| Assignment |
The reply is to be the lines from the one with "Extract the structured" through the last line of the records below, each retyped exactly, with pictures left out.

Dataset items
Segment Open
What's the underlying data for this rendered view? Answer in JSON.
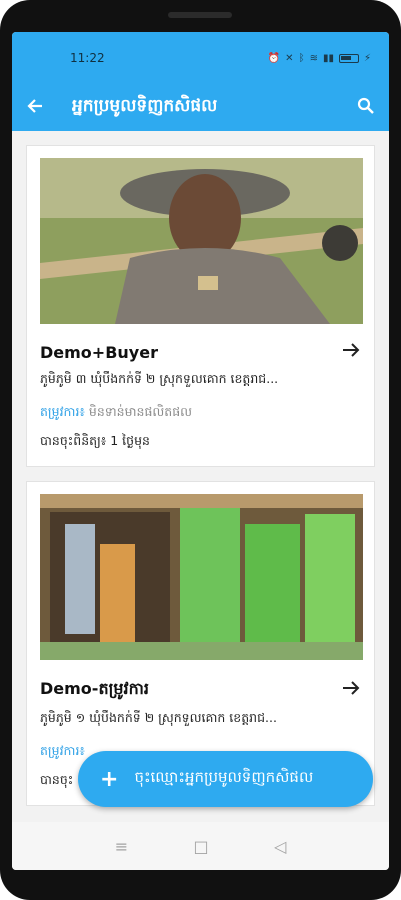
{
  "statusbar": {
    "time": "11:22",
    "icons": [
      "alarm-icon",
      "mute-icon",
      "bluetooth-icon",
      "wifi-icon",
      "signal-icon",
      "battery-icon",
      "charging-icon"
    ]
  },
  "appbar": {
    "title": "អ្នកប្រមូលទិញកសិផល",
    "back_icon": "arrow-left-icon",
    "search_icon": "search-icon"
  },
  "cards": [
    {
      "name": "Demo+Buyer",
      "address": "ភូមិភូមិ ៣ ឃុំបឹងកក់ទី ២ ស្រុកទួលគោក ខេត្តរាជ...",
      "needs_label": "តម្រូវការ៖",
      "needs_value": "មិនទាន់មានផលិតផល",
      "registered": "បានចុះពិនិត្យ៖ 1 ថ្ងៃមុន"
    },
    {
      "name": "Demo-តម្រូវការ",
      "address": "ភូមិភូមិ ១ ឃុំបឹងកក់ទី ២ ស្រុកទួលគោក ខេត្តរាជ...",
      "needs_label": "តម្រូវការ៖",
      "needs_value": "",
      "registered": "បានចុះ"
    }
  ],
  "fab": {
    "label": "ចុះឈ្មោះអ្នកប្រមូលទិញកសិផល",
    "icon": "plus-icon"
  },
  "navbar": {
    "menu_glyph": "≡",
    "home_glyph": "□",
    "back_glyph": "◁"
  },
  "colors": {
    "primary": "#2eaaf0",
    "needs_label": "#2ea0e6"
  }
}
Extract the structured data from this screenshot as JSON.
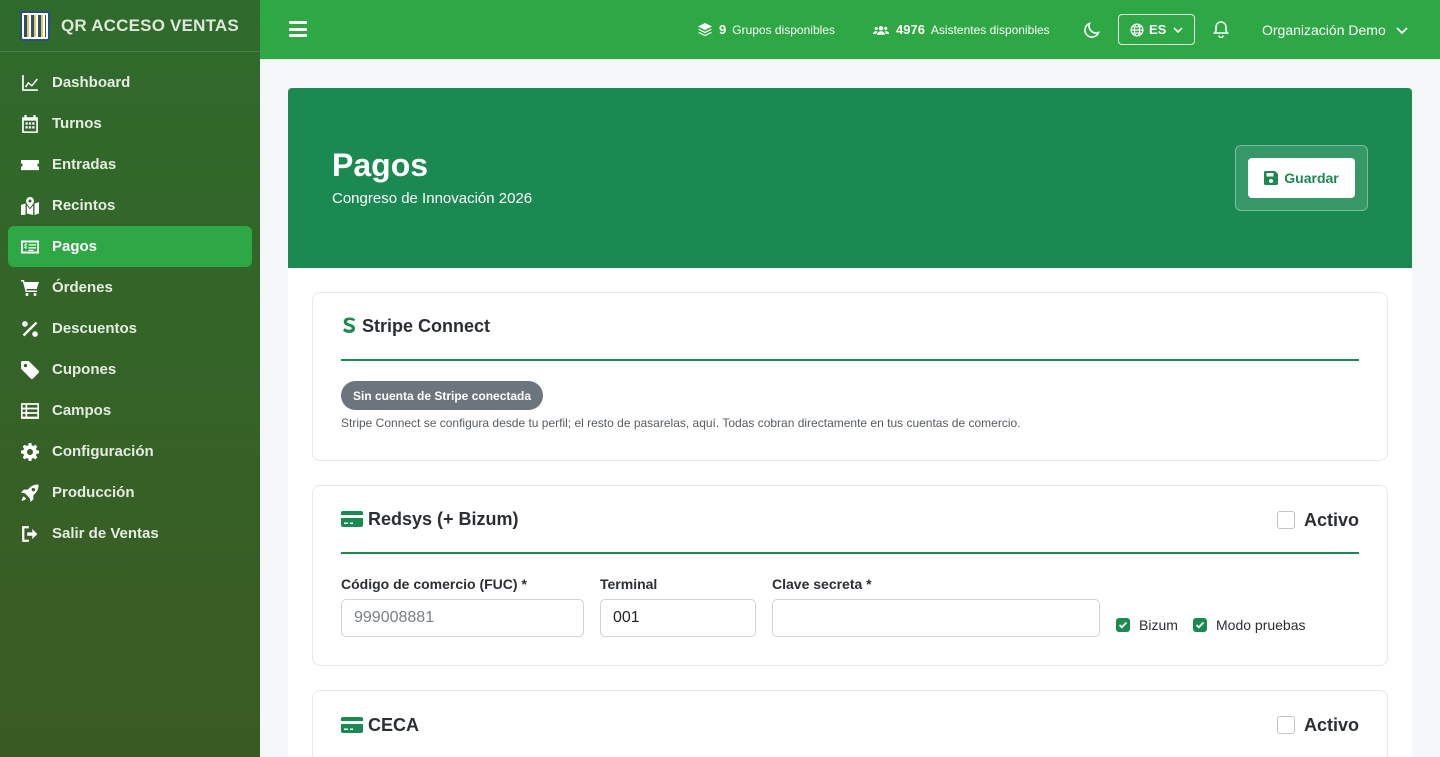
{
  "brand": {
    "name": "QR ACCESO VENTAS"
  },
  "sidebar": {
    "items": [
      {
        "label": "Dashboard",
        "icon": "chart-line-icon"
      },
      {
        "label": "Turnos",
        "icon": "calendar-icon"
      },
      {
        "label": "Entradas",
        "icon": "ticket-icon"
      },
      {
        "label": "Recintos",
        "icon": "map-marked-icon"
      },
      {
        "label": "Pagos",
        "icon": "money-check-icon",
        "active": true
      },
      {
        "label": "Órdenes",
        "icon": "cart-icon"
      },
      {
        "label": "Descuentos",
        "icon": "percent-icon"
      },
      {
        "label": "Cupones",
        "icon": "tags-icon"
      },
      {
        "label": "Campos",
        "icon": "list-icon"
      },
      {
        "label": "Configuración",
        "icon": "gear-icon"
      },
      {
        "label": "Producción",
        "icon": "rocket-icon"
      },
      {
        "label": "Salir de Ventas",
        "icon": "sign-out-icon"
      }
    ]
  },
  "topbar": {
    "groups_count": "9",
    "groups_label": "Grupos disponibles",
    "attendees_count": "4976",
    "attendees_label": "Asistentes disponibles",
    "language": "ES",
    "organization": "Organización Demo"
  },
  "hero": {
    "title": "Pagos",
    "subtitle": "Congreso de Innovación 2026",
    "save_label": "Guardar"
  },
  "stripe": {
    "title": "Stripe Connect",
    "badge": "Sin cuenta de Stripe conectada",
    "hint": "Stripe Connect se configura desde tu perfil; el resto de pasarelas, aquí. Todas cobran directamente en tus cuentas de comercio."
  },
  "redsys": {
    "title": "Redsys (+ Bizum)",
    "active_label": "Activo",
    "fuc_label": "Código de comercio (FUC) *",
    "fuc_placeholder": "999008881",
    "terminal_label": "Terminal",
    "terminal_value": "001",
    "secret_label": "Clave secreta *",
    "bizum_label": "Bizum",
    "test_label": "Modo pruebas"
  },
  "ceca": {
    "title": "CECA",
    "active_label": "Activo"
  },
  "colors": {
    "primary": "#2ea844",
    "hero": "#1b8a52",
    "sidebar": "#2f6b2c"
  }
}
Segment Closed
| Answer to this exercise |
Extract the structured data from this screenshot as JSON.
{
  "brand": {
    "name": "QR ACCESO VENTAS"
  },
  "sidebar": {
    "items": [
      {
        "label": "Dashboard",
        "icon": "chart-line-icon"
      },
      {
        "label": "Turnos",
        "icon": "calendar-icon"
      },
      {
        "label": "Entradas",
        "icon": "ticket-icon"
      },
      {
        "label": "Recintos",
        "icon": "map-marked-icon"
      },
      {
        "label": "Pagos",
        "icon": "money-check-icon",
        "active": true
      },
      {
        "label": "Órdenes",
        "icon": "cart-icon"
      },
      {
        "label": "Descuentos",
        "icon": "percent-icon"
      },
      {
        "label": "Cupones",
        "icon": "tags-icon"
      },
      {
        "label": "Campos",
        "icon": "list-icon"
      },
      {
        "label": "Configuración",
        "icon": "gear-icon"
      },
      {
        "label": "Producción",
        "icon": "rocket-icon"
      },
      {
        "label": "Salir de Ventas",
        "icon": "sign-out-icon"
      }
    ]
  },
  "topbar": {
    "groups_count": "9",
    "groups_label": "Grupos disponibles",
    "attendees_count": "4976",
    "attendees_label": "Asistentes disponibles",
    "language": "ES",
    "organization": "Organización Demo"
  },
  "hero": {
    "title": "Pagos",
    "subtitle": "Congreso de Innovación 2026",
    "save_label": "Guardar"
  },
  "stripe": {
    "title": "Stripe Connect",
    "badge": "Sin cuenta de Stripe conectada",
    "hint": "Stripe Connect se configura desde tu perfil; el resto de pasarelas, aquí. Todas cobran directamente en tus cuentas de comercio."
  },
  "redsys": {
    "title": "Redsys (+ Bizum)",
    "active_label": "Activo",
    "fuc_label": "Código de comercio (FUC) *",
    "fuc_placeholder": "999008881",
    "terminal_label": "Terminal",
    "terminal_value": "001",
    "secret_label": "Clave secreta *",
    "bizum_label": "Bizum",
    "test_label": "Modo pruebas"
  },
  "ceca": {
    "title": "CECA",
    "active_label": "Activo"
  },
  "colors": {
    "primary": "#2ea844",
    "hero": "#1b8a52",
    "sidebar": "#2f6b2c"
  }
}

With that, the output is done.